- Bump RC, Hurt WG, Fantl JA, Wyman JF. Assessment of Kegel pelvic muscle exercise performance after brief verbal instruction. Am J Obstet Gynecol. 1991 Aug; 165(2):322-7. https://doi.org/10.1016/0002-9378(91)90085-6
- Welles Henderson J, Wang S, Egger MJ, Masters M, Nygaard I. Can women correctly contract their pelvic floor muscles without formal instruction? Female Pelvic Med Reconstr Surg. 2013 Jan-Feb; 19(1): 8-12. http://doi.org/10.1097/SPV.0b013e31827ab9d0
- Hay-Smith EJ, Herderschee R, Dumoulin C, Herbison GP. Comparisons of approaches to pelvic floor muscle training for urinary incontinence in women. Cochrane Database Syst Rev. 2011 Dec 7;(12). abstract
- Braekken IH, Majida M, Engh ME, Bo K. Can pelvic floor muscle training reverse pelvic organ prolapse and reduce prolapse symptoms? An assessor-blinded, randomized, controlled trial. Am J Obstet Gynecol. 2010 Aug; 203(2):170. https://doi.org/10.1016/j.ajog.2010.02.037

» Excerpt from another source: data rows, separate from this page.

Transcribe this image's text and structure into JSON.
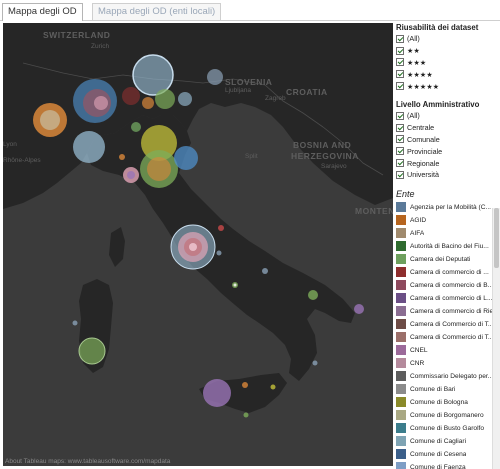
{
  "tabs": [
    {
      "label": "Mappa degli OD"
    },
    {
      "label": "Mappa degli OD (enti locali)"
    }
  ],
  "map": {
    "labels": {
      "switzerland": "SWITZERLAND",
      "croatia": "CROATIA",
      "slovenia": "SLOVENIA",
      "bosnia": "BOSNIA AND",
      "herzegovina": "HERZEGOVINA",
      "montenegro": "MONTENE",
      "zurich": "Zurich",
      "lyon": "Lyon",
      "rhone_alpes": "Rhône-Alpes",
      "ljubljana": "Ljubljana",
      "zagreb": "Zagreb",
      "sarajevo": "Sarajevo",
      "split": "Split"
    },
    "attribution": "About Tableau maps: www.tableausoftware.com/mapdata",
    "bubble_colors": {
      "blue": "#4f8fc9",
      "orange": "#d9873a",
      "lightblue": "#9cc3dc",
      "yellow": "#c4c13a",
      "pink": "#e3a5b8",
      "green": "#7dad5a",
      "purple": "#9a74b6",
      "red": "#c94a4a",
      "grey": "#8aa0b5"
    }
  },
  "filters": {
    "riusabilita": {
      "title": "Riusabilità dei dataset",
      "options": [
        "(All)",
        "★★",
        "★★★",
        "★★★★",
        "★★★★★"
      ]
    },
    "livello": {
      "title": "Livello Amministrativo",
      "options": [
        "(All)",
        "Centrale",
        "Comunale",
        "Provinciale",
        "Regionale",
        "Università"
      ]
    }
  },
  "legend": {
    "title": "Ente",
    "items": [
      {
        "label": "Agenzia per la Mobilità (C...",
        "color": "#5b7a99"
      },
      {
        "label": "AGID",
        "color": "#b6651f"
      },
      {
        "label": "AIFA",
        "color": "#a08a6d"
      },
      {
        "label": "Autorità di Bacino del Fiu...",
        "color": "#2f6b2f"
      },
      {
        "label": "Camera dei Deputati",
        "color": "#6ea05e"
      },
      {
        "label": "Camera di commercio di ...",
        "color": "#8e2e2e"
      },
      {
        "label": "Camera di commercio di B...",
        "color": "#8e4a5e"
      },
      {
        "label": "Camera di commercio di L...",
        "color": "#6b4f86"
      },
      {
        "label": "Camera di commercio di Rieti",
        "color": "#8b6e92"
      },
      {
        "label": "Camera di Commercio di T...",
        "color": "#6d4c46"
      },
      {
        "label": "Camera di Commercio di T...",
        "color": "#9b6f6a"
      },
      {
        "label": "CNEL",
        "color": "#9c6a9a"
      },
      {
        "label": "CNR",
        "color": "#b48a9c"
      },
      {
        "label": "Commissario Delegato per...",
        "color": "#5d5d5d"
      },
      {
        "label": "Comune di Bari",
        "color": "#8b8b8b"
      },
      {
        "label": "Comune di Bologna",
        "color": "#8a8a2a"
      },
      {
        "label": "Comune di Borgomanero",
        "color": "#a9a883"
      },
      {
        "label": "Comune di Busto Garolfo",
        "color": "#3c7d8c"
      },
      {
        "label": "Comune di Cagliari",
        "color": "#7fa4b4"
      },
      {
        "label": "Comune di Cesena",
        "color": "#3b5f8a"
      },
      {
        "label": "Comune di Faenza",
        "color": "#7e9ec5"
      }
    ]
  }
}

- Dumoulin C, Hay-Smith J, Mac Habee-Seguin G. Pelvic floor muscle training versus no treatment, or inactive control treatments, for urinary incontinence in women. Cochrane Database Syst Rev. 2014 May 14;(5). https://doi.org//10.1002/14651858.CD005654.pub3